Clear Communication

Communication is not press releases, media campaigns, or stage-managed speeches. Communication, at its simplest, is people talking and listening to each other. Good communication leaves people knowing that they have been understood, and that they can trust what they have heard in response.

In the context of politics and diplomacy, communication is people with shared goals and shared responsibilities coming together and with every option on the table, trying their best to find an agreement that works for both parties. In Ireland, we want to solve all of our political problems through this kind of communication.

From a scientific perspective, communication is the transfer of information from one person to another. In a large and complex task with multiple stakeholders, it is essential that important information – whether it is an idea, raw data, a list of objectives or a new set of rules – can flow quickly to its intended audience, and in a format that they can understand. Good communication isn’t just about listening or appreciating the other person, it is also a technical matter that involves multiple platforms, consistent messaging, timeliness, and tailoring the message to both the audience and the medium.

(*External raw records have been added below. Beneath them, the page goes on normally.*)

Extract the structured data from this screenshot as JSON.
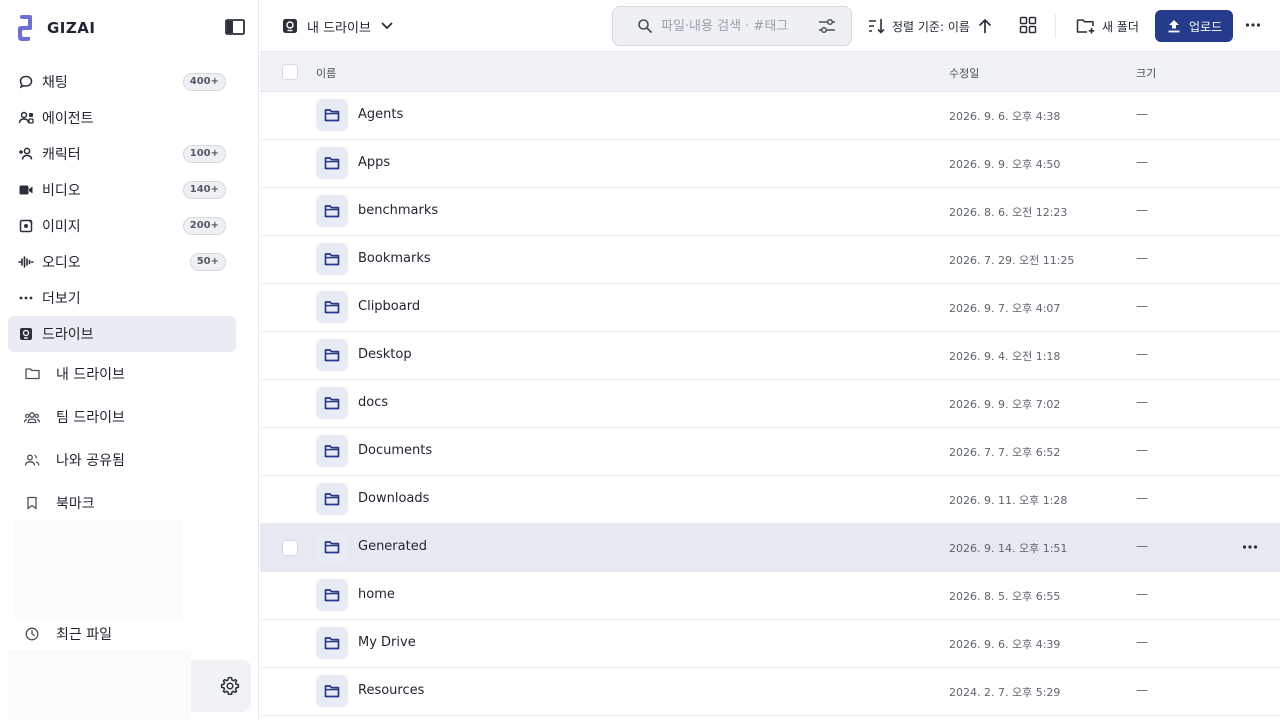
{
  "brand": {
    "name": "GIZAI",
    "accent": "#5b5fc7"
  },
  "sidebar": {
    "items": [
      {
        "label": "채팅",
        "badge": "400+",
        "icon": "chat-icon"
      },
      {
        "label": "에이전트",
        "badge": "",
        "icon": "agent-icon"
      },
      {
        "label": "캐릭터",
        "badge": "100+",
        "icon": "character-icon"
      },
      {
        "label": "비디오",
        "badge": "140+",
        "icon": "video-icon"
      },
      {
        "label": "이미지",
        "badge": "200+",
        "icon": "image-icon"
      },
      {
        "label": "오디오",
        "badge": "50+",
        "icon": "audio-icon"
      },
      {
        "label": "더보기",
        "badge": "",
        "icon": "more-icon"
      },
      {
        "label": "드라이브",
        "badge": "",
        "icon": "drive-icon"
      }
    ],
    "drive_sub": [
      {
        "label": "내 드라이브",
        "icon": "folder-icon"
      },
      {
        "label": "팀 드라이브",
        "icon": "team-icon"
      },
      {
        "label": "나와 공유됨",
        "icon": "shared-icon"
      },
      {
        "label": "북마크",
        "icon": "bookmark-icon"
      }
    ],
    "recent": {
      "label": "최근 파일",
      "icon": "clock-icon"
    }
  },
  "toolbar": {
    "drive_label": "내 드라이브",
    "search_placeholder": "파일·내용 검색 · #태그",
    "sort_label": "정렬 기준: 이름",
    "new_folder_label": "새 폴더",
    "upload_label": "업로드"
  },
  "table": {
    "headers": {
      "name": "이름",
      "modified": "수정일",
      "size": "크기"
    },
    "rows": [
      {
        "name": "Agents",
        "modified": "2026. 9. 6. 오후 4:38",
        "size": "—"
      },
      {
        "name": "Apps",
        "modified": "2026. 9. 9. 오후 4:50",
        "size": "—"
      },
      {
        "name": "benchmarks",
        "modified": "2026. 8. 6. 오전 12:23",
        "size": "—"
      },
      {
        "name": "Bookmarks",
        "modified": "2026. 7. 29. 오전 11:25",
        "size": "—"
      },
      {
        "name": "Clipboard",
        "modified": "2026. 9. 7. 오후 4:07",
        "size": "—"
      },
      {
        "name": "Desktop",
        "modified": "2026. 9. 4. 오전 1:18",
        "size": "—"
      },
      {
        "name": "docs",
        "modified": "2026. 9. 9. 오후 7:02",
        "size": "—"
      },
      {
        "name": "Documents",
        "modified": "2026. 7. 7. 오후 6:52",
        "size": "—"
      },
      {
        "name": "Downloads",
        "modified": "2026. 9. 11. 오후 1:28",
        "size": "—"
      },
      {
        "name": "Generated",
        "modified": "2026. 9. 14. 오후 1:51",
        "size": "—",
        "selected": true
      },
      {
        "name": "home",
        "modified": "2026. 8. 5. 오후 6:55",
        "size": "—"
      },
      {
        "name": "My Drive",
        "modified": "2026. 9. 6. 오후 4:39",
        "size": "—"
      },
      {
        "name": "Resources",
        "modified": "2024. 2. 7. 오후 5:29",
        "size": "—"
      }
    ]
  }
}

We will need to communicate with all stakeholders, both in the preparation and in the ongoing management of the plan. Stakeholders will have local information that will help us to design better policies and to adapt the policies as the environment changes. It’s important that we access this information and build it into the plan. Equally, policymakers will need to make important decisions at short notice, and it is essential that the people are made aware and understand the change of policy as soon as possible. This can only happen once we have established clear and open lines of communication across all media platforms, well in advance of implementation.